» WHAT YOU WILL DO:
A complete answer lists every line of the entries below where the string "this" appears.

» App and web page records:
[Start of section]
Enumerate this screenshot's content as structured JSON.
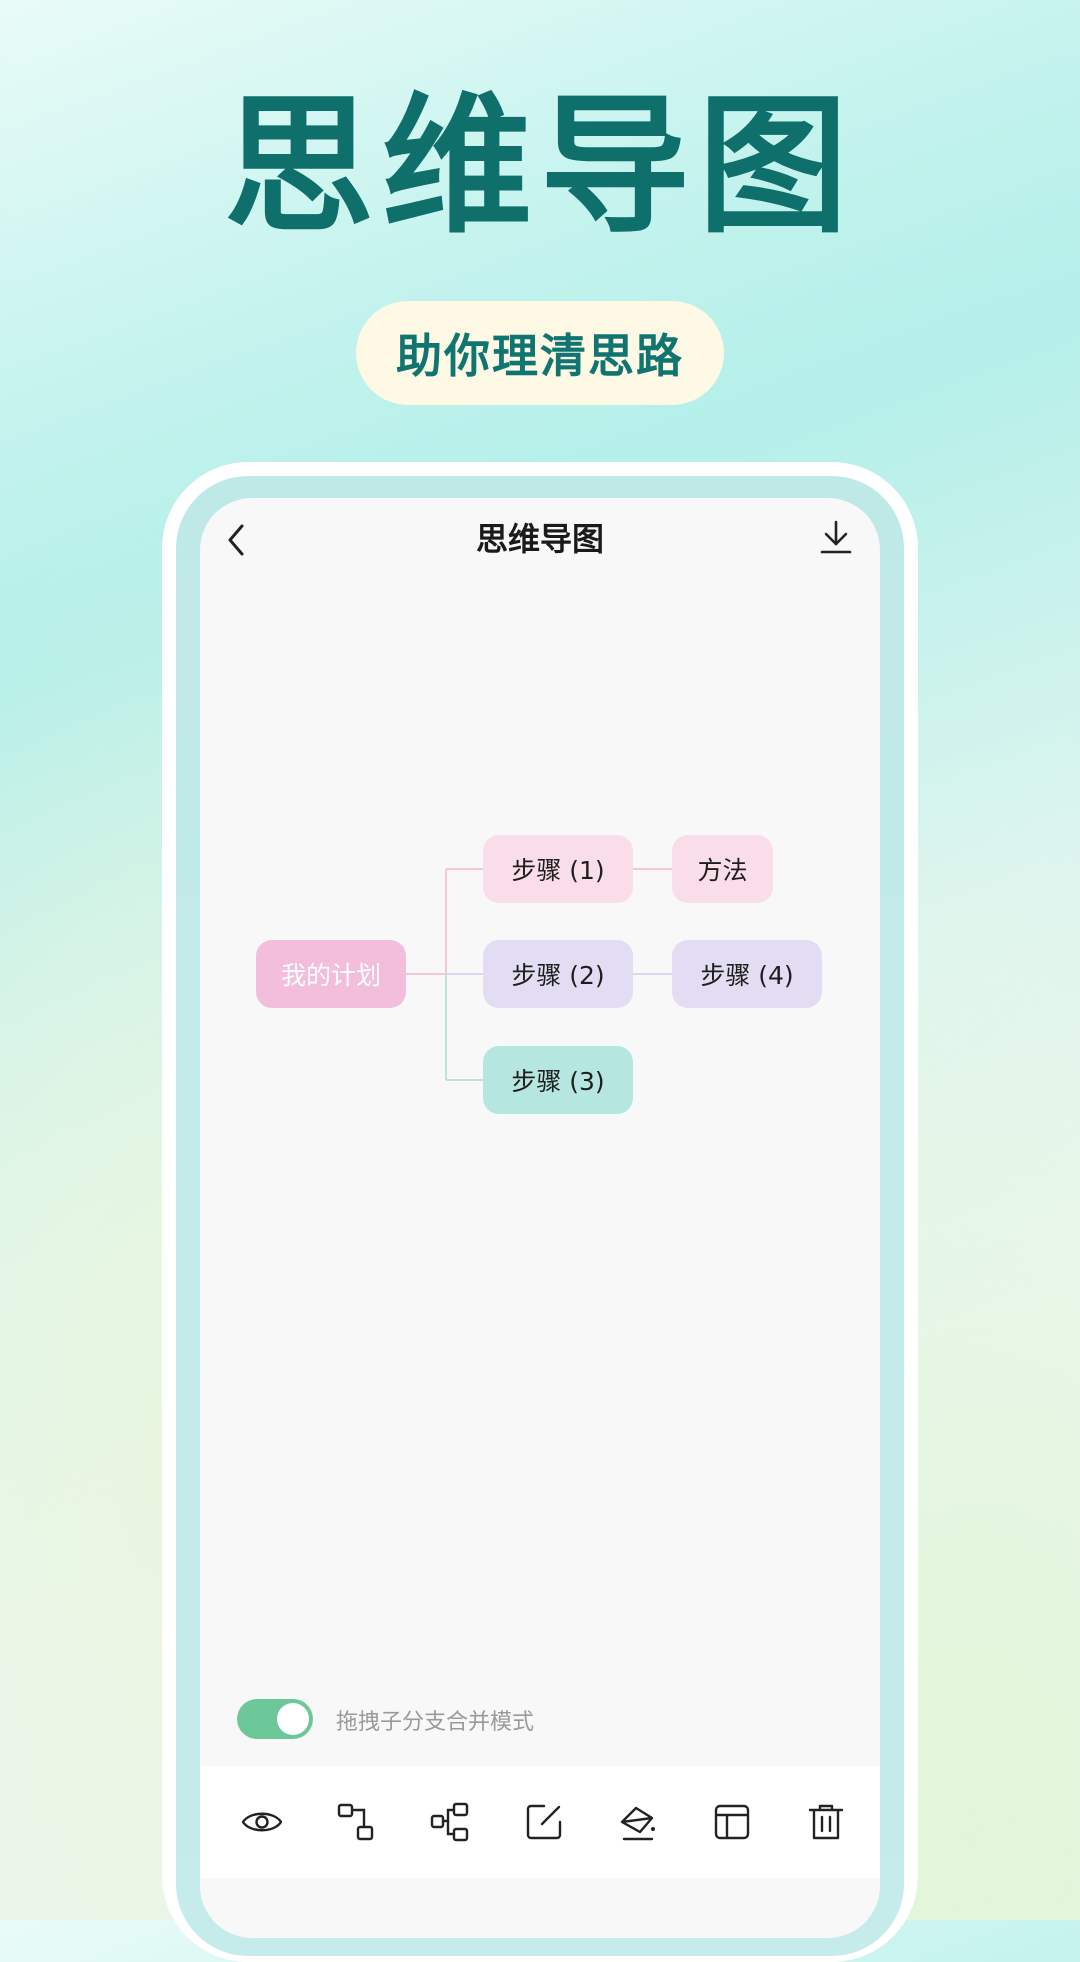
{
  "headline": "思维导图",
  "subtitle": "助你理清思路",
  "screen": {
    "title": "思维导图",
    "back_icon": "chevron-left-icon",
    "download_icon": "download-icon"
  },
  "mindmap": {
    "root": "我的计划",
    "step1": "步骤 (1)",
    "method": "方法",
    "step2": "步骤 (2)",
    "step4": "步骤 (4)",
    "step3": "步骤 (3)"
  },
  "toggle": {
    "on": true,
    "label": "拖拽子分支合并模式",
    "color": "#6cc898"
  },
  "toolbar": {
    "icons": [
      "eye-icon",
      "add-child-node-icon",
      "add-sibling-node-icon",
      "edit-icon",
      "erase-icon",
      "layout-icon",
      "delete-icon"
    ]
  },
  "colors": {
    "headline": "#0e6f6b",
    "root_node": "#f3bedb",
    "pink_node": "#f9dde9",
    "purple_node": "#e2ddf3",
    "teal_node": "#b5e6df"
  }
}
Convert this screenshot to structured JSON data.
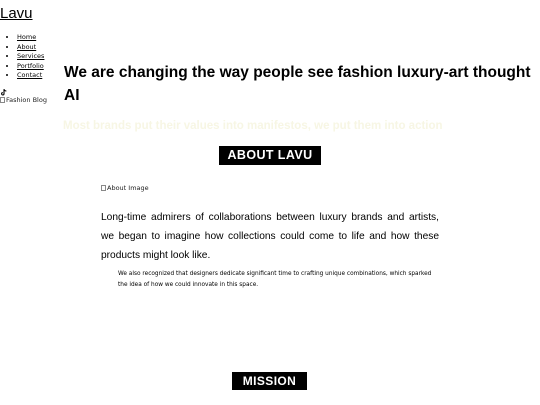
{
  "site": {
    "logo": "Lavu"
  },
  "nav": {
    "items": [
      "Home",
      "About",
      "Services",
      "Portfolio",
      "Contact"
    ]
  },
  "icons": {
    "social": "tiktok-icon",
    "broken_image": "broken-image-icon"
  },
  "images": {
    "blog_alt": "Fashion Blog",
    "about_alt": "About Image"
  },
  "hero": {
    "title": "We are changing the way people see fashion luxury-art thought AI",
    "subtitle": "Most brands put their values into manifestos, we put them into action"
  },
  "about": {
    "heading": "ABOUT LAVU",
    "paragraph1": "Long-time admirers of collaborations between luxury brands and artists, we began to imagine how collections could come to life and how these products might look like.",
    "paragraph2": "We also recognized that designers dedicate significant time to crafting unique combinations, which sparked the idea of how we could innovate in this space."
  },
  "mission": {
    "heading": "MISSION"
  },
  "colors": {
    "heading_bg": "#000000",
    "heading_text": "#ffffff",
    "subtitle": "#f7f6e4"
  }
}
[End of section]
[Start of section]
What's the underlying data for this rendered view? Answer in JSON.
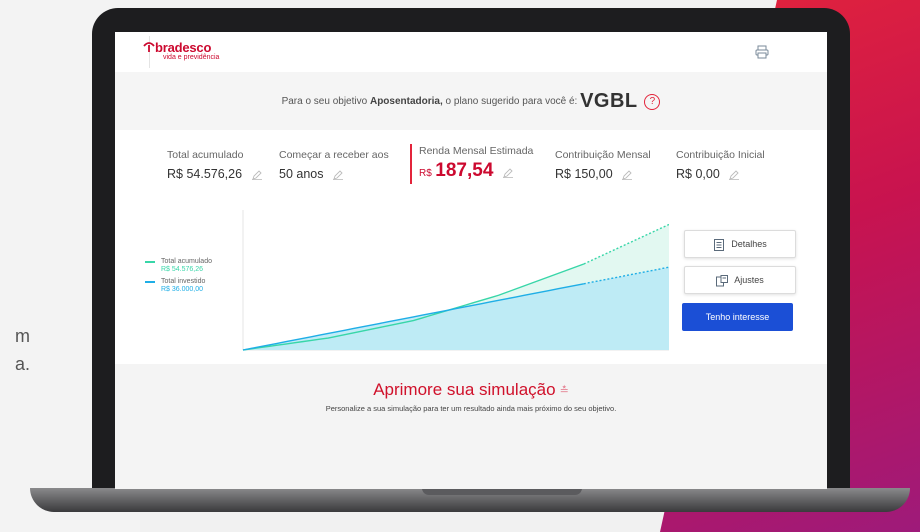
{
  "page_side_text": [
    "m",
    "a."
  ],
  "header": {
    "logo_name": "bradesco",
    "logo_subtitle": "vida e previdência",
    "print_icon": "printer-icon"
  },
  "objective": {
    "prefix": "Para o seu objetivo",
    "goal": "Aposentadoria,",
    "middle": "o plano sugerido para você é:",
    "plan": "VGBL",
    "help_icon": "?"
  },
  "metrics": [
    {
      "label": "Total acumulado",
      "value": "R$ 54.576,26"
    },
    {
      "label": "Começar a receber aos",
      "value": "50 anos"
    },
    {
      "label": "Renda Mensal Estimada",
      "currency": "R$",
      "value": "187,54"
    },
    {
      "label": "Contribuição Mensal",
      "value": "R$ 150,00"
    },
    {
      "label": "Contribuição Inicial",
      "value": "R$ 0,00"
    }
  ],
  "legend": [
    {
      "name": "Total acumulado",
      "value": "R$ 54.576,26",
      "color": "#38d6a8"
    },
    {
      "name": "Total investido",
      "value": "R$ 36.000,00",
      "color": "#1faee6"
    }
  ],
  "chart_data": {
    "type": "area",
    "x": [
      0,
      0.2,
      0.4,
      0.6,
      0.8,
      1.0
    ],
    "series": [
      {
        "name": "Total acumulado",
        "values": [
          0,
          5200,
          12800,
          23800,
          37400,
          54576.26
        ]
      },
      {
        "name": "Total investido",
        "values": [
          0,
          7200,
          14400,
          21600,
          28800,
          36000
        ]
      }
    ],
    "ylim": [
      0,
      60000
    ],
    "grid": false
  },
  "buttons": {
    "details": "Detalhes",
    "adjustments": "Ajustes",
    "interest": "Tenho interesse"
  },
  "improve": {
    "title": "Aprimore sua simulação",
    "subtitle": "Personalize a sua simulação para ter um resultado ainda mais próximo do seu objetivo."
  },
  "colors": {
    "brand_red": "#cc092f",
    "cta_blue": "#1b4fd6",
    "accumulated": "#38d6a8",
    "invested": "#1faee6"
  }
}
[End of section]
» WRITTEN ANSWER:
Enumerate this screenshot's content as structured JSON.
Convert this screenshot to structured JSON data.
    "paragraph2": "We also recognized that designers dedicate significant time to crafting unique combinations, which sparked the idea of how we could innovate in this space."
What's the underlying data for this rendered view? Answer in JSON.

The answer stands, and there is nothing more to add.